▶ **EXTRACTED DATA**
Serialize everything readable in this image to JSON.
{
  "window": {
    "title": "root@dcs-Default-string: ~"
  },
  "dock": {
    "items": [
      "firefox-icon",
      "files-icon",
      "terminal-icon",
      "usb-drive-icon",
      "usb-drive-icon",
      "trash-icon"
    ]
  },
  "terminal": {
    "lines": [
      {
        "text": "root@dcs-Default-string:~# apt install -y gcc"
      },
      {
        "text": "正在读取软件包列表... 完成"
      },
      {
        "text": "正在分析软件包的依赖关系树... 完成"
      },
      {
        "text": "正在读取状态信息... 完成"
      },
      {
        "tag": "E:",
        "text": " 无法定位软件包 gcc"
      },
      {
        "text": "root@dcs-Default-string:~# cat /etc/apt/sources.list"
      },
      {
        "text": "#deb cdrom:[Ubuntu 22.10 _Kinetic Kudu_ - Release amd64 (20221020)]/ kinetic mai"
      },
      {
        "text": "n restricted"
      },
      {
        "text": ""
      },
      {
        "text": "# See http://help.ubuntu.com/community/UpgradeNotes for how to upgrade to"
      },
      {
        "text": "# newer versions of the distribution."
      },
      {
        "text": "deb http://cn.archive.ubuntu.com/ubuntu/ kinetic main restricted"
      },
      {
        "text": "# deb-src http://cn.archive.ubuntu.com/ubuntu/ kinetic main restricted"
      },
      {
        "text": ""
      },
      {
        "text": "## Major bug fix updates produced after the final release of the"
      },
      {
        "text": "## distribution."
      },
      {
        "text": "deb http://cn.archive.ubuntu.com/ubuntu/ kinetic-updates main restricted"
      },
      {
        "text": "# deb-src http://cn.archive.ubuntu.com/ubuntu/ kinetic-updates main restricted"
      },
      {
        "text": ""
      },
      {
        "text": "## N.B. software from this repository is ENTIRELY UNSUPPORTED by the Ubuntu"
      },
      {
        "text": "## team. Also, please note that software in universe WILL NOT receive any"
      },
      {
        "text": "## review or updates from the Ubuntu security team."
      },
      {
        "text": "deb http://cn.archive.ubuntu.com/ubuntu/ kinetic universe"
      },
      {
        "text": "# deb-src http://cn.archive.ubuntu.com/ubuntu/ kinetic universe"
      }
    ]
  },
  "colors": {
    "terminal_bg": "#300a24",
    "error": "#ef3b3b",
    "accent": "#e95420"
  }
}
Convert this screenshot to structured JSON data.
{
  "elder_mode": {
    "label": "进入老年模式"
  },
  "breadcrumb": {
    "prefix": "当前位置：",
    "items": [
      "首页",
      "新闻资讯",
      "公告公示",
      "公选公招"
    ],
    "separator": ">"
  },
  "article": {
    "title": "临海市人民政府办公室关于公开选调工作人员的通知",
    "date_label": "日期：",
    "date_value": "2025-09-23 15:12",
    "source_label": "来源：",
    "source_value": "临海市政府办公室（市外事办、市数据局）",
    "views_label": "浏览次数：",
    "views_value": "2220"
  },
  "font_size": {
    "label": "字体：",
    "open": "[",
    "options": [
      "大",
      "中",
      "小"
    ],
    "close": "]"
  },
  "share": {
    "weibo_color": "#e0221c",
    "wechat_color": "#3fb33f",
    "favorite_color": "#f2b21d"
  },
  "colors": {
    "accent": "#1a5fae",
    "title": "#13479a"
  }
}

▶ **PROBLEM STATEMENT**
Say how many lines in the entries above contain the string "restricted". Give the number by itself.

▶ **OUTPUT FOR THIS EXERCISE**
5